* _Problem details_:
Please print nothing but the lines from the one with "Convert this screenshot" to the last line of the records below, and omit pictures.

* _Excerpted records_:
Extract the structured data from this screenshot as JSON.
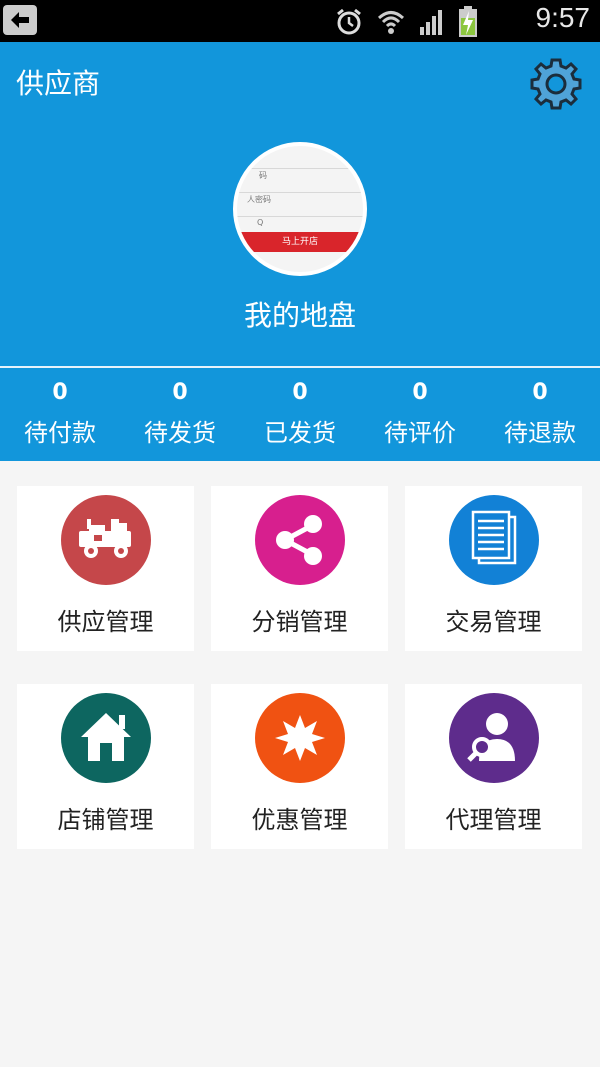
{
  "status_bar": {
    "time": "9:57"
  },
  "header": {
    "title": "供应商",
    "store_name": "我的地盘"
  },
  "avatar_image": {
    "line1": "码",
    "line2": "人密码",
    "line3": "Q",
    "button": "马上开店"
  },
  "stats": [
    {
      "value": "0",
      "label": "待付款"
    },
    {
      "value": "0",
      "label": "待发货"
    },
    {
      "value": "0",
      "label": "已发货"
    },
    {
      "value": "0",
      "label": "待评价"
    },
    {
      "value": "0",
      "label": "待退款"
    }
  ],
  "menu": [
    {
      "label": "供应管理",
      "icon": "truck-icon",
      "color": "#c5474a"
    },
    {
      "label": "分销管理",
      "icon": "share-icon",
      "color": "#d71f8e"
    },
    {
      "label": "交易管理",
      "icon": "document-icon",
      "color": "#1281d6"
    },
    {
      "label": "店铺管理",
      "icon": "home-icon",
      "color": "#0d6660"
    },
    {
      "label": "优惠管理",
      "icon": "starburst-icon",
      "color": "#f05212"
    },
    {
      "label": "代理管理",
      "icon": "agent-icon",
      "color": "#5e2c8c"
    }
  ]
}
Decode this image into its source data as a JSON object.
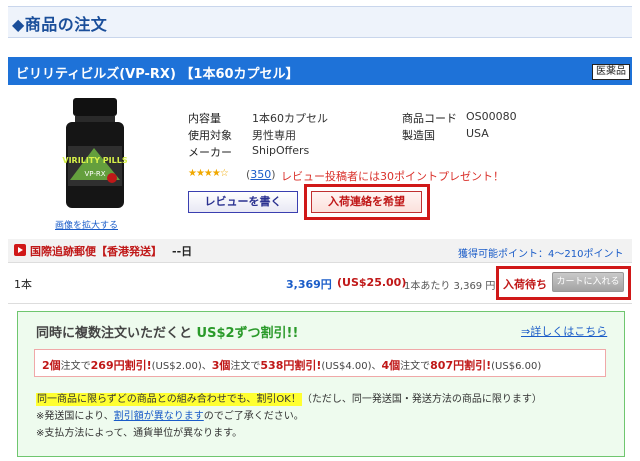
{
  "section": {
    "title": "◆商品の注文"
  },
  "product": {
    "title": "ビリリティビルズ(VP-RX) 【1本60カプセル】",
    "badge": "医薬品",
    "image_label": "VIRILITY PILLS VP-RX",
    "image_label_line1": "VIRILITY PILLS",
    "image_label_line2": "VP-RX",
    "enlarge_link": "画像を拡大する",
    "specs": {
      "content_label": "内容量",
      "content_value": "1本60カプセル",
      "target_label": "使用対象",
      "target_value": "男性専用",
      "maker_label": "メーカー",
      "maker_value": "ShipOffers",
      "code_label": "商品コード",
      "code_value": "OS00080",
      "country_label": "製造国",
      "country_value": "USA"
    },
    "rating_stars": "★★★★☆",
    "review_count_prefix": "(",
    "review_count": "350",
    "review_count_suffix": ")",
    "review_promo": "レビュー投稿者には30ポイントプレゼント！",
    "review_button": "レビューを書く",
    "restock_button": "入荷連絡を希望"
  },
  "shipping": {
    "method": "国際追跡郵便【香港発送】",
    "days": "--日",
    "points": "獲得可能ポイント：4～210ポイント"
  },
  "price_row": {
    "qty": "1本",
    "price_jpy": "3,369円",
    "price_usd": "(US$25.00)",
    "unit_price": "1本あたり 3,369 円",
    "status": "入荷待ち",
    "cart_button": "カートに入れる"
  },
  "discount": {
    "title_prefix": "同時に複数注文いただくと",
    "title_highlight": "US$2ずつ割引!!",
    "details_link": "⇒詳しくはこちら",
    "tiers": [
      {
        "qty": "2個",
        "mid": "注文で",
        "amount": "269円割引!",
        "usd": "(US$2.00)、"
      },
      {
        "qty": "3個",
        "mid": "注文で",
        "amount": "538円割引!",
        "usd": "(US$4.00)、"
      },
      {
        "qty": "4個",
        "mid": "注文で",
        "amount": "807円割引!",
        "usd": "(US$6.00)"
      }
    ],
    "note_highlight": "同一商品に限らずどの商品との組み合わせでも、割引OK！",
    "note_rest": "（ただし、同一発送国・発送方法の商品に限ります）",
    "note2_prefix": "※発送国により、",
    "note2_link": "割引額が異なります",
    "note2_suffix": "のでご了承ください。",
    "note3": "※支払方法によって、通貨単位が異なります。"
  },
  "colors": {
    "title_bar": "#1e72d8",
    "accent_red": "#d01818",
    "link_blue": "#1a5cc8",
    "discount_green": "#2a9a2a"
  }
}
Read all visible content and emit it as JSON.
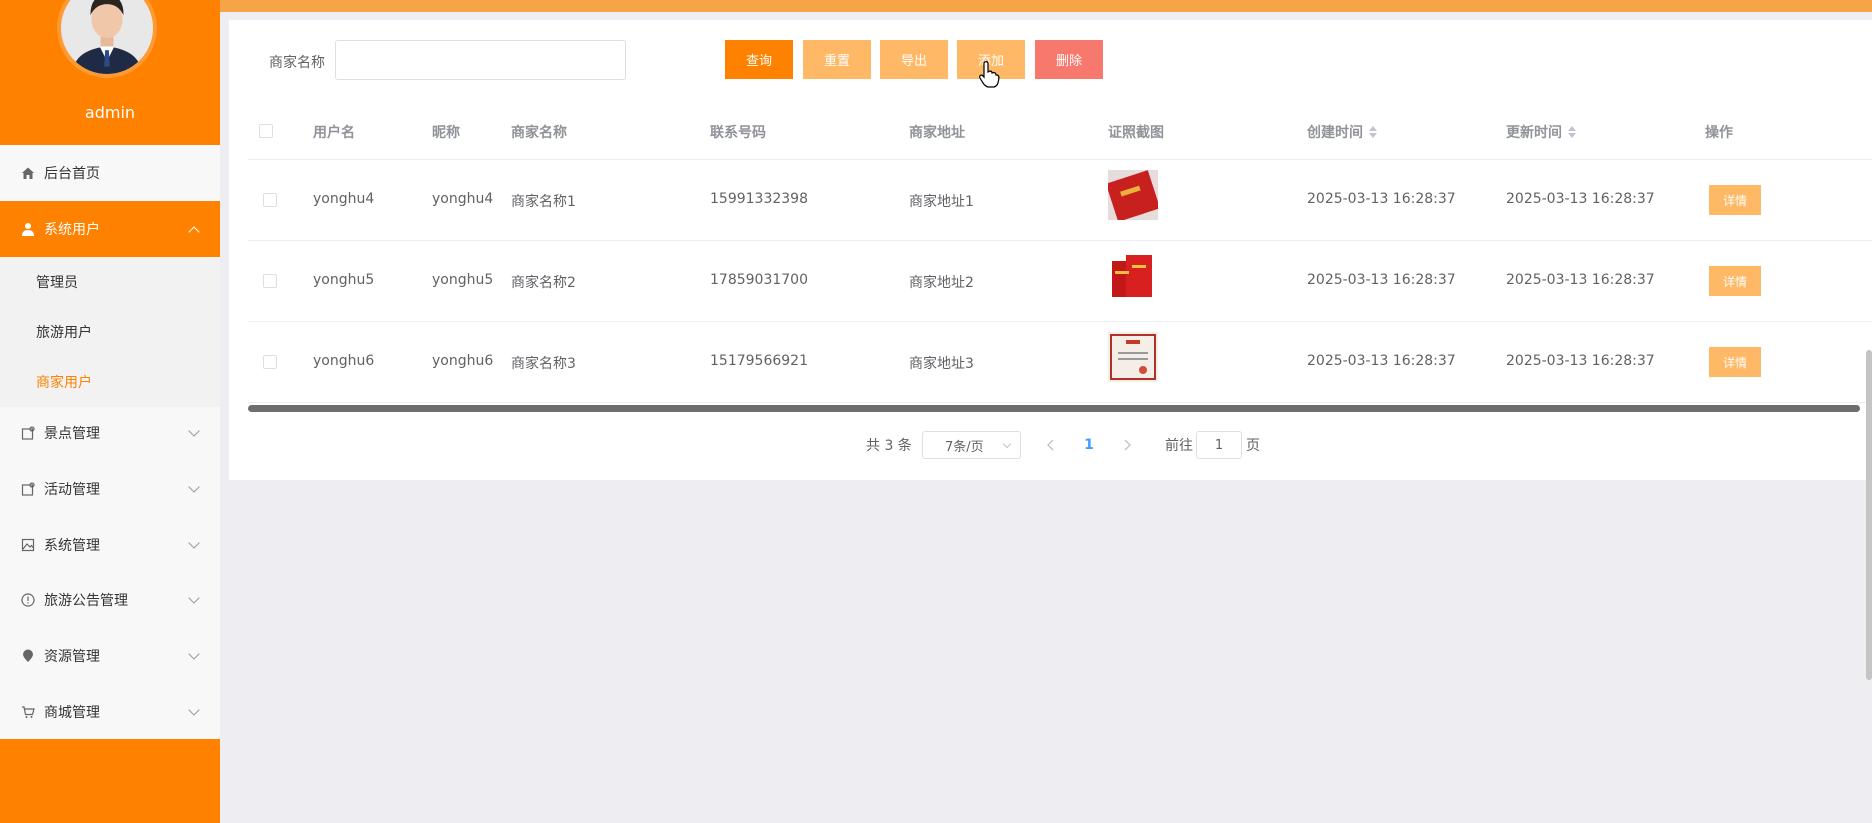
{
  "sidebar": {
    "admin_name": "admin",
    "menu": [
      {
        "label": "后台首页",
        "icon": "home-icon"
      },
      {
        "label": "系统用户",
        "icon": "user-icon"
      },
      {
        "label": "景点管理",
        "icon": "tag-icon"
      },
      {
        "label": "活动管理",
        "icon": "tag-icon"
      },
      {
        "label": "系统管理",
        "icon": "picture-icon"
      },
      {
        "label": "旅游公告管理",
        "icon": "info-icon"
      },
      {
        "label": "资源管理",
        "icon": "location-icon"
      },
      {
        "label": "商城管理",
        "icon": "cart-icon"
      }
    ],
    "submenu": [
      {
        "label": "管理员"
      },
      {
        "label": "旅游用户"
      },
      {
        "label": "商家用户"
      }
    ]
  },
  "search": {
    "label": "商家名称",
    "value": ""
  },
  "toolbar": {
    "query": "查询",
    "reset": "重置",
    "export": "导出",
    "add": "添加",
    "delete": "删除"
  },
  "table": {
    "headers": [
      "用户名",
      "昵称",
      "商家名称",
      "联系号码",
      "商家地址",
      "证照截图",
      "创建时间",
      "更新时间",
      "操作"
    ],
    "rows": [
      {
        "username": "yonghu4",
        "nickname": "yonghu4",
        "shop": "商家名称1",
        "phone": "15991332398",
        "address": "商家地址1",
        "created": "2025-03-13 16:28:37",
        "updated": "2025-03-13 16:28:37",
        "action": "详情"
      },
      {
        "username": "yonghu5",
        "nickname": "yonghu5",
        "shop": "商家名称2",
        "phone": "17859031700",
        "address": "商家地址2",
        "created": "2025-03-13 16:28:37",
        "updated": "2025-03-13 16:28:37",
        "action": "详情"
      },
      {
        "username": "yonghu6",
        "nickname": "yonghu6",
        "shop": "商家名称3",
        "phone": "15179566921",
        "address": "商家地址3",
        "created": "2025-03-13 16:28:37",
        "updated": "2025-03-13 16:28:37",
        "action": "详情"
      }
    ]
  },
  "pagination": {
    "total": "共 3 条",
    "page_size": "7条/页",
    "current": "1",
    "goto_label": "前往",
    "goto_value": "1",
    "page_suffix": "页"
  }
}
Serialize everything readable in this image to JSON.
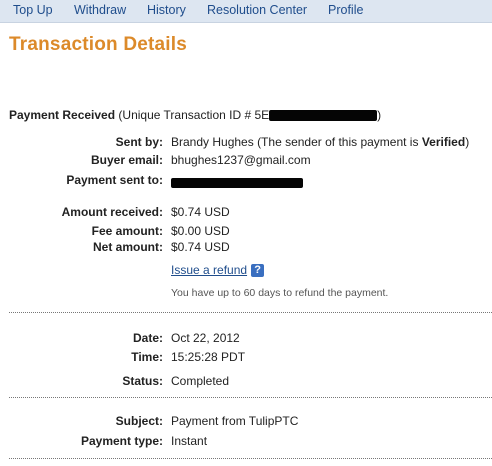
{
  "nav": {
    "items": [
      "Top Up",
      "Withdraw",
      "History",
      "Resolution Center",
      "Profile"
    ]
  },
  "page": {
    "title": "Transaction Details"
  },
  "payment": {
    "heading": "Payment Received",
    "txn_prefix": "(Unique Transaction ID # 5E",
    "txn_suffix": ")",
    "sent_by_label": "Sent by:",
    "sent_by_name": "Brandy Hughes",
    "sent_by_note_prefix": "(The sender of this payment is",
    "sent_by_status": "Verified",
    "sent_by_note_suffix": ")",
    "buyer_email_label": "Buyer email:",
    "buyer_email": "bhughes1237@gmail.com",
    "payment_sent_to_label": "Payment sent to:"
  },
  "amounts": {
    "received_label": "Amount received:",
    "received": "$0.74 USD",
    "fee_label": "Fee amount:",
    "fee": "$0.00 USD",
    "net_label": "Net amount:",
    "net": "$0.74 USD",
    "refund_link": "Issue a refund",
    "help_glyph": "?",
    "refund_note": "You have up to 60 days to refund the payment."
  },
  "details": {
    "date_label": "Date:",
    "date": "Oct 22, 2012",
    "time_label": "Time:",
    "time": "15:25:28 PDT",
    "status_label": "Status:",
    "status": "Completed"
  },
  "extra": {
    "subject_label": "Subject:",
    "subject": "Payment from TulipPTC",
    "type_label": "Payment type:",
    "type": "Instant"
  },
  "icons": {
    "help": "help-icon"
  },
  "colors": {
    "title": "#dc8a2a",
    "link": "#1f4d8c",
    "nav_bg": "#dde6f1",
    "help_bg": "#3a6fc0"
  }
}
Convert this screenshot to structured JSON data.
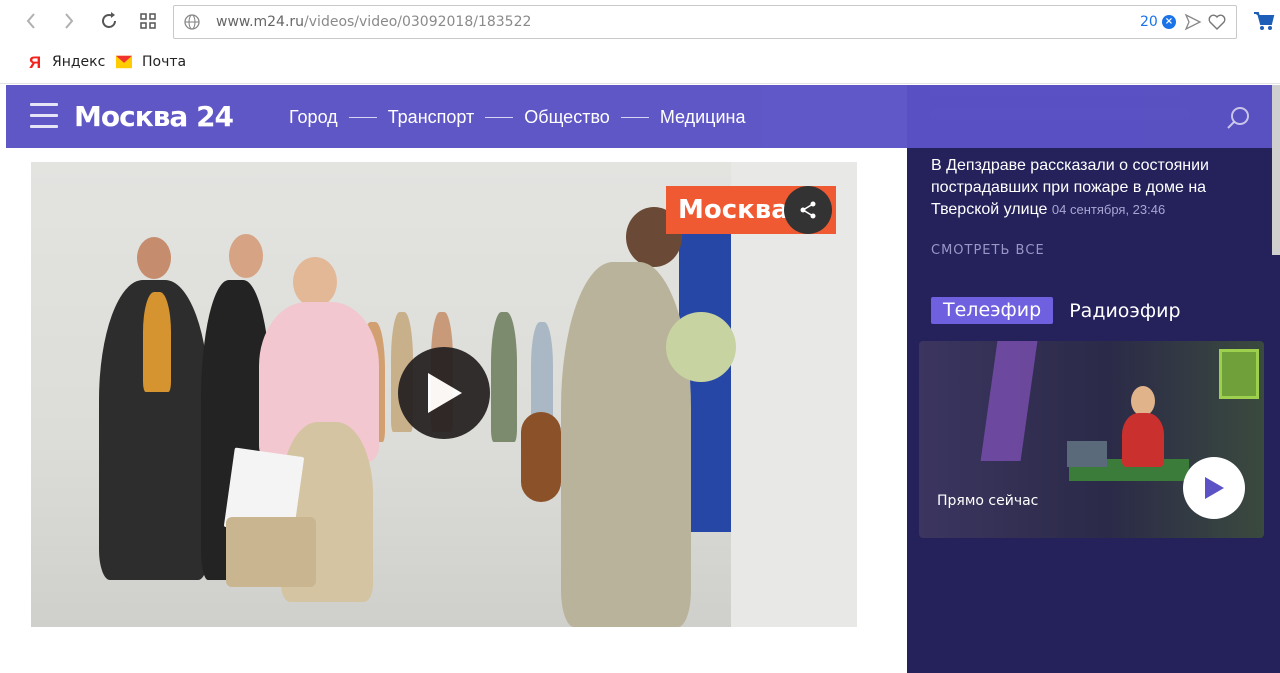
{
  "browser": {
    "url_host": "www.m24.ru",
    "url_path": "/videos/video/03092018/183522",
    "badge_count": "20",
    "bookmarks": [
      {
        "label": "Яндекс",
        "icon": "yandex-icon"
      },
      {
        "label": "Почта",
        "icon": "mail-icon"
      }
    ]
  },
  "site": {
    "logo": "Москва 24",
    "menu": [
      "Город",
      "Транспорт",
      "Общество",
      "Медицина"
    ]
  },
  "video": {
    "badge": "Москва"
  },
  "sidebar": {
    "news_title": "В Депздраве рассказали о состоянии пострадавших при пожаре в доме на Тверской улице",
    "news_date": "04 сентября, 23:46",
    "see_all": "СМОТРЕТЬ ВСЕ",
    "tabs": [
      "Телеэфир",
      "Радиоэфир"
    ],
    "live_caption": "Прямо сейчас"
  },
  "colors": {
    "header": "#5b52c6",
    "sidebar": "#24215b",
    "accent": "#6f60e0",
    "badge": "#ef5a32"
  }
}
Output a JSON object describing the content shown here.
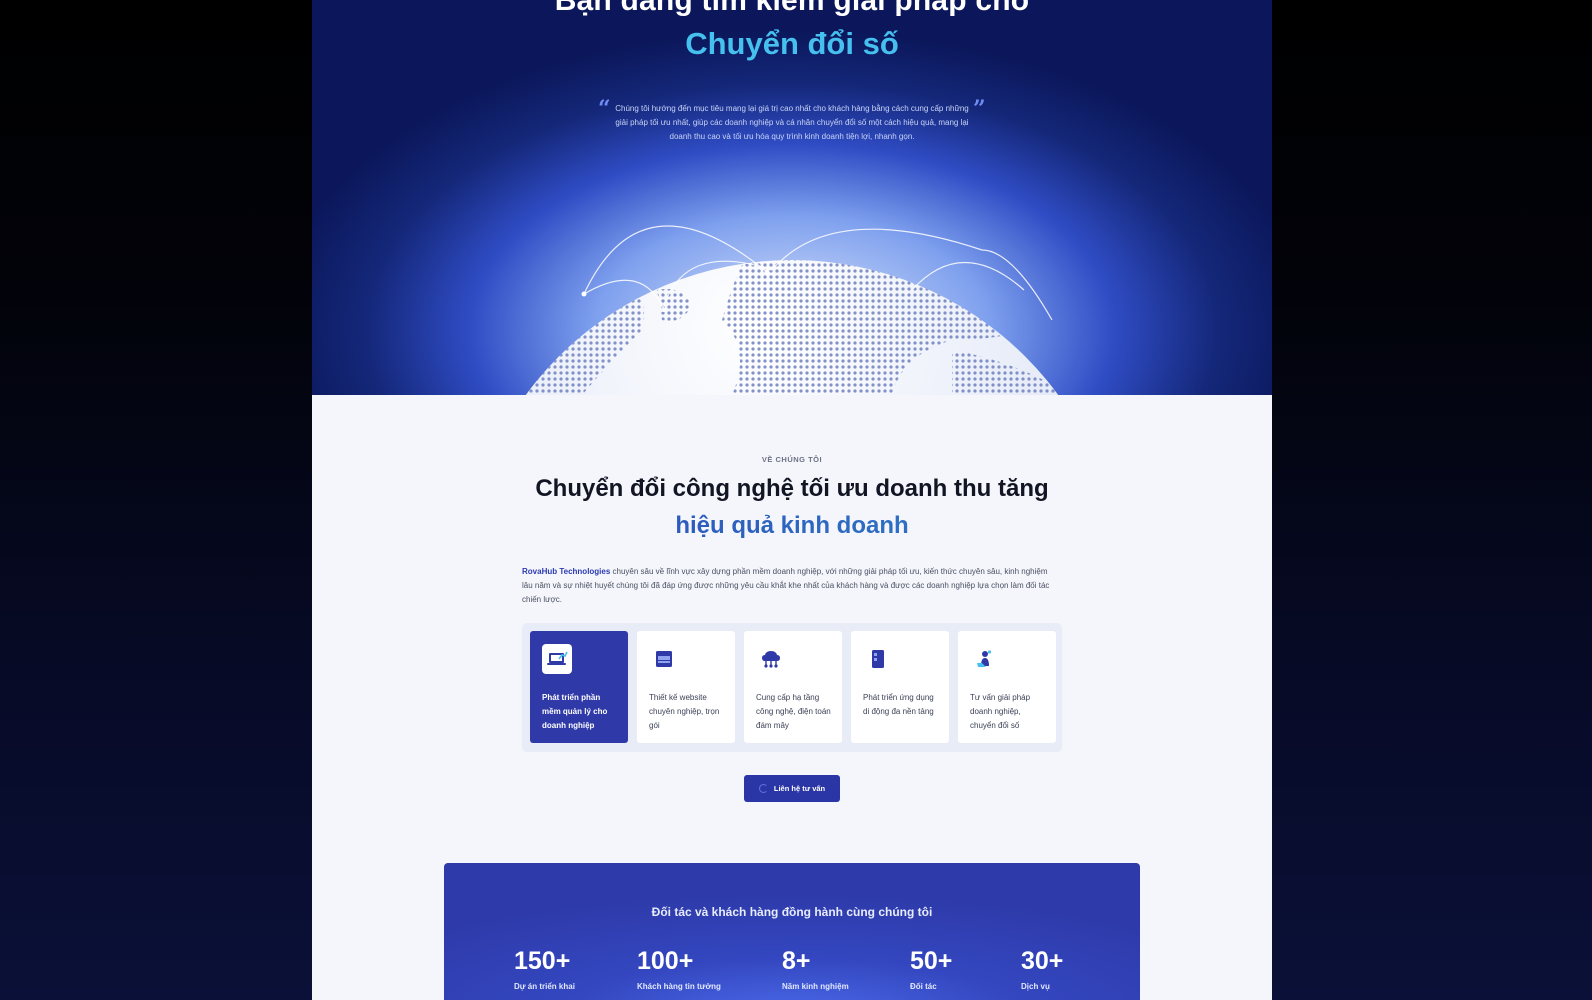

* _Final answer_:
Convert this screenshot to structured JSON data.
{
  "browser": {
    "url_host": "www.m24.ru",
    "url_path": "/videos/video/03092018/183522",
    "badge_count": "20",
    "bookmarks": [
      {
        "label": "Яндекс",
        "icon": "yandex-icon"
      },
      {
        "label": "Почта",
        "icon": "mail-icon"
      }
    ]
  },
  "site": {
    "logo": "Москва 24",
    "menu": [
      "Город",
      "Транспорт",
      "Общество",
      "Медицина"
    ]
  },
  "video": {
    "badge": "Москва"
  },
  "sidebar": {
    "news_title": "В Депздраве рассказали о состоянии пострадавших при пожаре в доме на Тверской улице",
    "news_date": "04 сентября, 23:46",
    "see_all": "СМОТРЕТЬ ВСЕ",
    "tabs": [
      "Телеэфир",
      "Радиоэфир"
    ],
    "live_caption": "Прямо сейчас"
  },
  "colors": {
    "header": "#5b52c6",
    "sidebar": "#24215b",
    "accent": "#6f60e0",
    "badge": "#ef5a32"
  }
}
Output a JSON object describing the content shown here.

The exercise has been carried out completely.